  43. 1983 September 20, Bruce Stannard, ''Australia II Joins Our Greats'', ''The Age'', republished 2003, David Headon (editor), ''The Best Ever Australian Sports Writing: A 200 Year Collection'', pretty+ordinary%22+australia+OR+zealand+-intitle:%22%22+-inauthor:%22%22&hl=en&sa=X&ei=X9jIT73oD6GtiAe0550x&redir_esc=yv=onepage&q=%22very|pretty%20ordinary%22%20australia%20OR%20zealand%20-intitle%3A%22%22%20-inauthor%3A%22%22&f=false page 480,

  44. It was, in some ways a sad, almost pathetic sight to see this great American boat which had fought so hard throughout the cup summer, now looking very ordinary indeed.
  45. 1961, Joanna White, quoted in 2005, A. James Hammerton, Alistair Thomson, ''Ten Pound Poms: Australia′s Invisible Migrants'', pretty+ordinary%22+australia+OR+zealand+-intitle:%22%22+-inauthor:%22%22&hl=en&sa=X&ei=X9jIT73oD6GtiAe0550x&redir_esc=yv=onepage&q=%22very|pretty%20ordinary%22%20australia%20OR%20zealand%20-intitle%3A%22%22%20-inauthor%3A%22%22&f=false page 80,

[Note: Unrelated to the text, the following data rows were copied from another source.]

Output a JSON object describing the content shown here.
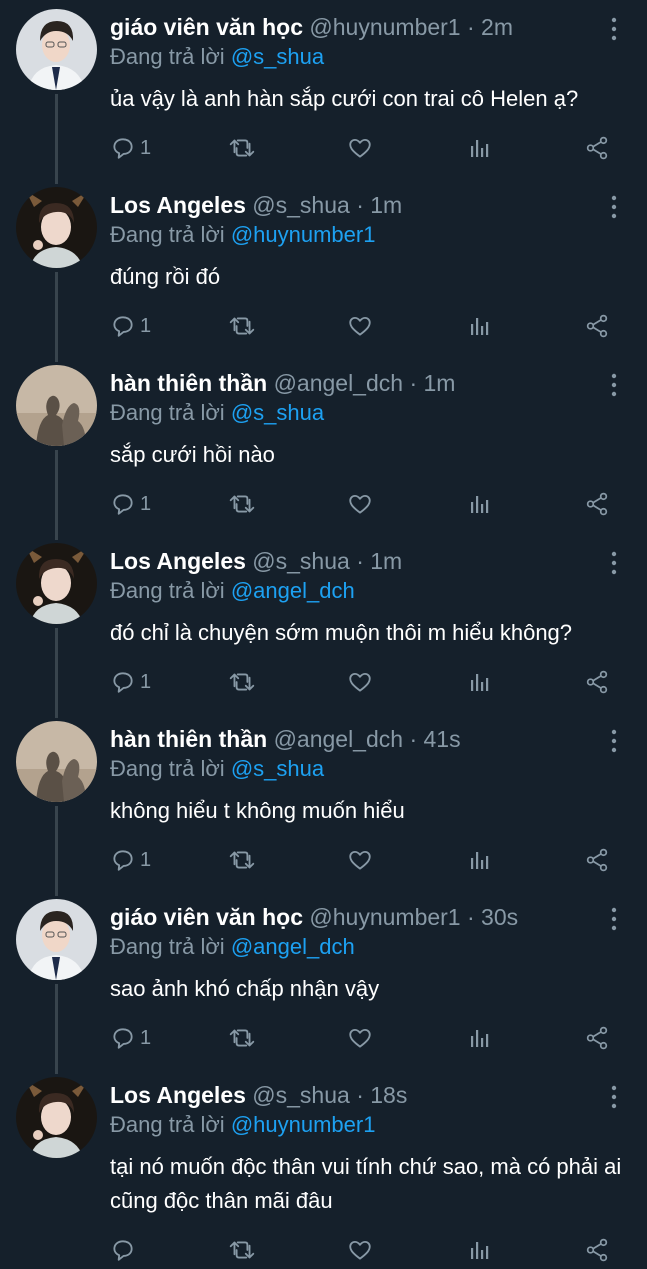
{
  "tweets": [
    {
      "name": "giáo viên văn học",
      "handle": "@huynumber1 · 2m",
      "replying_prefix": "Đang trả lời ",
      "replying_to": "@s_shua",
      "text": "ủa vậy là anh hàn sắp cưới con trai cô Helen ạ?",
      "reply_count": "1",
      "avatar": "teacher"
    },
    {
      "name": "Los Angeles",
      "handle": "@s_shua · 1m",
      "replying_prefix": "Đang trả lời ",
      "replying_to": "@huynumber1",
      "text": "đúng rồi đó",
      "reply_count": "1",
      "avatar": "la"
    },
    {
      "name": "hàn thiên thần",
      "handle": "@angel_dch · 1m",
      "replying_prefix": "Đang trả lời ",
      "replying_to": "@s_shua",
      "text": "sắp cưới hồi nào",
      "reply_count": "1",
      "avatar": "angel"
    },
    {
      "name": "Los Angeles",
      "handle": "@s_shua · 1m",
      "replying_prefix": "Đang trả lời ",
      "replying_to": "@angel_dch",
      "text": "đó chỉ là chuyện sớm muộn thôi m hiểu không?",
      "reply_count": "1",
      "avatar": "la"
    },
    {
      "name": "hàn thiên thần",
      "handle": "@angel_dch · 41s",
      "replying_prefix": "Đang trả lời ",
      "replying_to": "@s_shua",
      "text": "không hiểu t không muốn hiểu",
      "reply_count": "1",
      "avatar": "angel"
    },
    {
      "name": "giáo viên văn học",
      "handle": "@huynumber1 · 30s",
      "replying_prefix": "Đang trả lời ",
      "replying_to": "@angel_dch",
      "text": "sao ảnh khó chấp nhận vậy",
      "reply_count": "1",
      "avatar": "teacher"
    },
    {
      "name": "Los Angeles",
      "handle": "@s_shua · 18s",
      "replying_prefix": "Đang trả lời ",
      "replying_to": "@huynumber1",
      "text": "tại nó muốn độc thân vui tính chứ sao, mà có phải ai cũng độc thân mãi đâu",
      "reply_count": "",
      "avatar": "la"
    }
  ],
  "icons": {
    "reply": "reply-icon",
    "retweet": "retweet-icon",
    "like": "heart-icon",
    "analytics": "analytics-icon",
    "share": "share-icon",
    "more": "more-vertical-icon"
  },
  "colors": {
    "background": "#15202b",
    "muted": "#8899a6",
    "mention": "#1da1f2",
    "thread_line": "#38444d"
  }
}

  46. For myself, I loved adventure and travelling. I′d already done quite a bit of travelling in Europe and — couldn′t get enough of it and whilst my marriage, at that stage, was very happy, he was very entrenched as a Londoner, Cockney, absolutely Cockney Londoner, and I could see that our future was pretty ordinary and so my hidden agenda I suppose was to drag him out to Australia and hope that both our lifestyles would improve and there would be new opportunities.
  47. 2007, Chris Viner-Smith, ''Australia′s Forgotten Frontier: The Unsung Police Who Held Our PNG Front Line'', pretty+ordinary%22+australia+OR+zealand+-intitle:%22%22+-inauthor:%22%22&hl=en&sa=X&ei=X9jIT73oD6GtiAe0550x&redir_esc=yv=onepage&q&f=false page 28,

  48. Everyone started making suggestions as to what to do but they were all pretty ordinary ideas such as lighting a fire and hope someone would see the smoke and come to rescue us and so on.
  49. 2010, Mal Bryce, ''Australia's First Online Community Ipswich Queensland'', pretty+ordinary%22+australia+OR+zealand+-intitle:%22%22+-inauthor:%22%22&hl=en&sa=X&ei=X9jIT73oD6GtiAe0550x&redir_esc=yv=onepage&q&f=false page 125,

  50. Since the general public gained access to the Internet in 1993-4, firstly by narrowband dial-up access and since 1998 by very ordinary, so-called broadband speeds (generally less than 1 Mbps), a social and cultural revolution has been underway.